He was also a firm believer that machinery needed no applied ornamentation, as its innate aesthetic beauty lay in its function. Foreshadowing the architecture of functionality later espoused by Louis Sullivan and LeCorbusier, Sellers declared that “we find that a new order of shapes, founded on the uses to which they are to be applied and the nature of the material of which they are made, have been adopted and the flaunting colors the gaudy stripes and glittering gilding has been replaced by this one tint, the color of the iron upon which it is painted.”
Yet Sellers also somehow found the time to live graciously (and in colorful Victorian style) at his home at 33rd and Baring, which he and his wife expanded and lavishly redecorated over their four decades in residence. According to his grandson Harold Colton in his 1961 book North of Market, Coleman “extended the west side adding a second room for his extensive library and enlarged the dining room making it quite long. The walls he hung with many portraits of the family by his grandfather Charles Wilson Peale. On the second floor the master bedroom over the dining room was lengthened and over the new library a sunny glass-enclosed conservatory was built, where his wife Cora could keep her flowers in the wintertime. Besides the improvements to the west wing he built between the kitchen and dining room a pantry over which were private baths on each floor. On the third floor over the kitchen wing he built an office for himself and a laboratory or shop reached by new back stairs. After the improvements were complete Jessie [Sellers, his daughter] was given the large bedroom on the third floor not only with a private hath but also with a fireplace.”
In fact, the 3300 block of Baring became something of a Sellers family compound. Siblings and cousins pooled $23,000 to purchase it for their own homes. In the early 1880s, the patriarch built Queen Anne twin houses at 410 and 412 North 33rd Street for his son Coleman Jr. and daughter Jessie, respectively.

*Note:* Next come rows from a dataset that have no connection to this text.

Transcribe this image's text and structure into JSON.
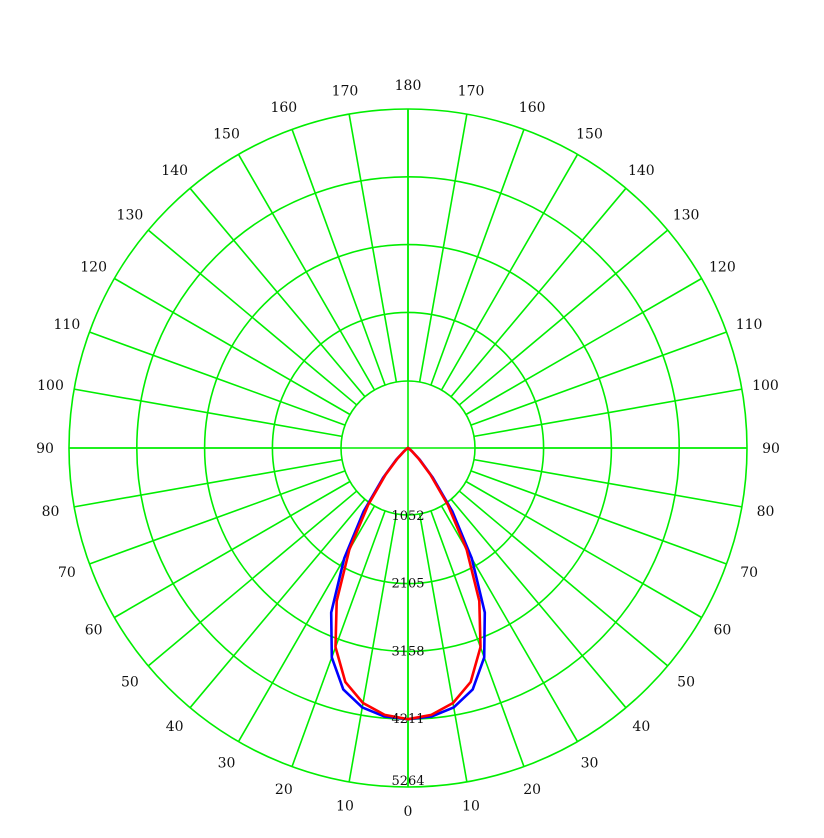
{
  "chart_data": {
    "type": "polar",
    "title": "",
    "angle_unit": "degrees",
    "angle_labels_right": [
      "0",
      "10",
      "20",
      "30",
      "40",
      "50",
      "60",
      "70",
      "80",
      "90",
      "100",
      "110",
      "120",
      "130",
      "140",
      "150",
      "160",
      "170",
      "180"
    ],
    "angle_labels_left": [
      "10",
      "20",
      "30",
      "40",
      "50",
      "60",
      "70",
      "80",
      "90",
      "100",
      "110",
      "120",
      "130",
      "140",
      "150",
      "160",
      "170"
    ],
    "radial_ticks": [
      1052,
      2105,
      3158,
      4211,
      5264
    ],
    "radial_tick_labels": [
      "1052",
      "2105",
      "3158",
      "4211",
      "5264"
    ],
    "radial_max": 5264,
    "grid": true,
    "colors": {
      "grid": "#00ee00",
      "series_blue": "#0000ff",
      "series_red": "#ff0000"
    },
    "series": [
      {
        "color": "#0000ff",
        "angles": [
          0,
          5,
          10,
          15,
          20,
          25,
          30,
          35,
          40,
          45,
          50,
          60,
          70,
          80,
          90
        ],
        "values": [
          4211,
          4185,
          4090,
          3880,
          3460,
          2820,
          1980,
          1200,
          600,
          260,
          90,
          20,
          5,
          0,
          0
        ]
      },
      {
        "color": "#ff0000",
        "angles": [
          0,
          5,
          10,
          15,
          20,
          25,
          30,
          35,
          40,
          45,
          50,
          60,
          70,
          80,
          90
        ],
        "values": [
          4211,
          4160,
          4020,
          3760,
          3290,
          2620,
          1820,
          1080,
          540,
          230,
          80,
          18,
          4,
          0,
          0
        ]
      }
    ]
  }
}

Yet as Coleman Sellers’ star rose, the one of his younger brother and former business partner George Escol Sellers plummeted, in no small part due to a certain fictional character created by authors Mark Twain and Charles Dudley Warner in their collaborative 1873 novel The Gilded Age: A Tale of Today: Colonel Mulberry Sellers.
As Twain wrote: “Many persons regarded ‘Colonel Sellers’ as a fiction, an invention, an extravagant impossibility, and did me the honor to call him a “creation”; but they were mistaken. I merely put him on paper as he was; he was not a person who could be exaggerated.”
“3301 Baring Street,” PoweltonVillage.org. http://www.poweltonvillage.org/interactivemap/files/3301baring.htm
“Coleman Sellers (1827-1907), FrankFurness.org, n.d. http://frankfurness.org/profile/biography/influences/design/sellers/
Barbara Schmidt, “We Will Confiscate His Name: The Unfortunate Case of George Escol Sellers,” TwainQuotes.com, n.d., http://www.twainquotes.com/ColonelSellers.html
Dominic Vitiello, Engineering Philadelphia: The Sellers Family and the Industrial Metropolis (Ithaca: Cornell University Press, 2013), p.177.